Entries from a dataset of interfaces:

Content starts

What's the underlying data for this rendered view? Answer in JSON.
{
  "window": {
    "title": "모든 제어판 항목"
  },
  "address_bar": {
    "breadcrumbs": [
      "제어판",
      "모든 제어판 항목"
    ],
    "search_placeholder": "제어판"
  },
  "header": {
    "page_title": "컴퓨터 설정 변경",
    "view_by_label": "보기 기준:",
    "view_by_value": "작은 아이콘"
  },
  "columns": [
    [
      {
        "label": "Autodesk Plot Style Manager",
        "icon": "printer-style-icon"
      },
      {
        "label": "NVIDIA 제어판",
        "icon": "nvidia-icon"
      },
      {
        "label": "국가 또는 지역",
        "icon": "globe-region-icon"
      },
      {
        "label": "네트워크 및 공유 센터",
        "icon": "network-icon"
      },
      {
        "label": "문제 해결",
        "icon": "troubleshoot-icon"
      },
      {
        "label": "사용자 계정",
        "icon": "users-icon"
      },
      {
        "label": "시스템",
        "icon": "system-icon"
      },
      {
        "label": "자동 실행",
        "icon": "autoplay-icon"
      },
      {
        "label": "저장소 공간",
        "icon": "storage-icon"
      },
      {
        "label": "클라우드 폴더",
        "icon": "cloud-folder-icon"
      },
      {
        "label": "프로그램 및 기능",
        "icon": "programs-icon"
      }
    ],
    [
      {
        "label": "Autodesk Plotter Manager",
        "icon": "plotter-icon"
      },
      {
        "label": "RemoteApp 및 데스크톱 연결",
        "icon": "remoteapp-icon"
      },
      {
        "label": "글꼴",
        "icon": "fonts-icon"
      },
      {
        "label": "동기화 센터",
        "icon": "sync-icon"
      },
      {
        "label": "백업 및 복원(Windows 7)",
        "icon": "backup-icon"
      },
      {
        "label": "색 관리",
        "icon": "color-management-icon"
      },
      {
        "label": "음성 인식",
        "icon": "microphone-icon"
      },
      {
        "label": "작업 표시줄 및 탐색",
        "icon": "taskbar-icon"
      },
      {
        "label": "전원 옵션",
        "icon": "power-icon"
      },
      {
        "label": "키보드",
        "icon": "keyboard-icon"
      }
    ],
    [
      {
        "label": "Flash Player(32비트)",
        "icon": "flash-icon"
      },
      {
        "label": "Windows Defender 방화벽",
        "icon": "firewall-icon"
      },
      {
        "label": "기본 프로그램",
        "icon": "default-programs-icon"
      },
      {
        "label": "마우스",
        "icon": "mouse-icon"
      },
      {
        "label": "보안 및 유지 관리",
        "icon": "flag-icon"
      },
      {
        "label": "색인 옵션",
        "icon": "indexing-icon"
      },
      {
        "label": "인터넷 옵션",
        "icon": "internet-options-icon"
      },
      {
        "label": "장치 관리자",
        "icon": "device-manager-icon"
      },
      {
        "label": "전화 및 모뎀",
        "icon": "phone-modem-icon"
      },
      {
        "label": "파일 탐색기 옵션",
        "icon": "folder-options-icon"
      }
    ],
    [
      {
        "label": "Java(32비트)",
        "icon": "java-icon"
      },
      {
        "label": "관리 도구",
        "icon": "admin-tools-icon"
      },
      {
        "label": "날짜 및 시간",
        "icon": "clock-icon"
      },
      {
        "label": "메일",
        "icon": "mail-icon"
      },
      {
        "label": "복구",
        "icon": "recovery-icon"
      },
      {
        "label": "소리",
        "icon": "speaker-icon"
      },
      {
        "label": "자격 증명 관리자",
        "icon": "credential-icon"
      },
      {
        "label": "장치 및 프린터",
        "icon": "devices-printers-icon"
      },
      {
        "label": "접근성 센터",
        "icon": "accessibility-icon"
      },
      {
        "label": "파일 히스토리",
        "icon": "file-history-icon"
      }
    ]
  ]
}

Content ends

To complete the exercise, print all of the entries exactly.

The completed task:
What's the underlying data for this rendered view? Answer in JSON.
{
  "window": {
    "title": "모든 제어판 항목"
  },
  "address_bar": {
    "breadcrumbs": [
      "제어판",
      "모든 제어판 항목"
    ],
    "search_placeholder": "제어판"
  },
  "header": {
    "page_title": "컴퓨터 설정 변경",
    "view_by_label": "보기 기준:",
    "view_by_value": "작은 아이콘"
  },
  "columns": [
    [
      {
        "label": "Autodesk Plot Style Manager",
        "icon": "printer-style-icon"
      },
      {
        "label": "NVIDIA 제어판",
        "icon": "nvidia-icon"
      },
      {
        "label": "국가 또는 지역",
        "icon": "globe-region-icon"
      },
      {
        "label": "네트워크 및 공유 센터",
        "icon": "network-icon"
      },
      {
        "label": "문제 해결",
        "icon": "troubleshoot-icon"
      },
      {
        "label": "사용자 계정",
        "icon": "users-icon"
      },
      {
        "label": "시스템",
        "icon": "system-icon"
      },
      {
        "label": "자동 실행",
        "icon": "autoplay-icon"
      },
      {
        "label": "저장소 공간",
        "icon": "storage-icon"
      },
      {
        "label": "클라우드 폴더",
        "icon": "cloud-folder-icon"
      },
      {
        "label": "프로그램 및 기능",
        "icon": "programs-icon"
      }
    ],
    [
      {
        "label": "Autodesk Plotter Manager",
        "icon": "plotter-icon"
      },
      {
        "label": "RemoteApp 및 데스크톱 연결",
        "icon": "remoteapp-icon"
      },
      {
        "label": "글꼴",
        "icon": "fonts-icon"
      },
      {
        "label": "동기화 센터",
        "icon": "sync-icon"
      },
      {
        "label": "백업 및 복원(Windows 7)",
        "icon": "backup-icon"
      },
      {
        "label": "색 관리",
        "icon": "color-management-icon"
      },
      {
        "label": "음성 인식",
        "icon": "microphone-icon"
      },
      {
        "label": "작업 표시줄 및 탐색",
        "icon": "taskbar-icon"
      },
      {
        "label": "전원 옵션",
        "icon": "power-icon"
      },
      {
        "label": "키보드",
        "icon": "keyboard-icon"
      }
    ],
    [
      {
        "label": "Flash Player(32비트)",
        "icon": "flash-icon"
      },
      {
        "label": "Windows Defender 방화벽",
        "icon": "firewall-icon"
      },
      {
        "label": "기본 프로그램",
        "icon": "default-programs-icon"
      },
      {
        "label": "마우스",
        "icon": "mouse-icon"
      },
      {
        "label": "보안 및 유지 관리",
        "icon": "flag-icon"
      },
      {
        "label": "색인 옵션",
        "icon": "indexing-icon"
      },
      {
        "label": "인터넷 옵션",
        "icon": "internet-options-icon"
      },
      {
        "label": "장치 관리자",
        "icon": "device-manager-icon"
      },
      {
        "label": "전화 및 모뎀",
        "icon": "phone-modem-icon"
      },
      {
        "label": "파일 탐색기 옵션",
        "icon": "folder-options-icon"
      }
    ],
    [
      {
        "label": "Java(32비트)",
        "icon": "java-icon"
      },
      {
        "label": "관리 도구",
        "icon": "admin-tools-icon"
      },
      {
        "label": "날짜 및 시간",
        "icon": "clock-icon"
      },
      {
        "label": "메일",
        "icon": "mail-icon"
      },
      {
        "label": "복구",
        "icon": "recovery-icon"
      },
      {
        "label": "소리",
        "icon": "speaker-icon"
      },
      {
        "label": "자격 증명 관리자",
        "icon": "credential-icon"
      },
      {
        "label": "장치 및 프린터",
        "icon": "devices-printers-icon"
      },
      {
        "label": "접근성 센터",
        "icon": "accessibility-icon"
      },
      {
        "label": "파일 히스토리",
        "icon": "file-history-icon"
      }
    ]
  ]
}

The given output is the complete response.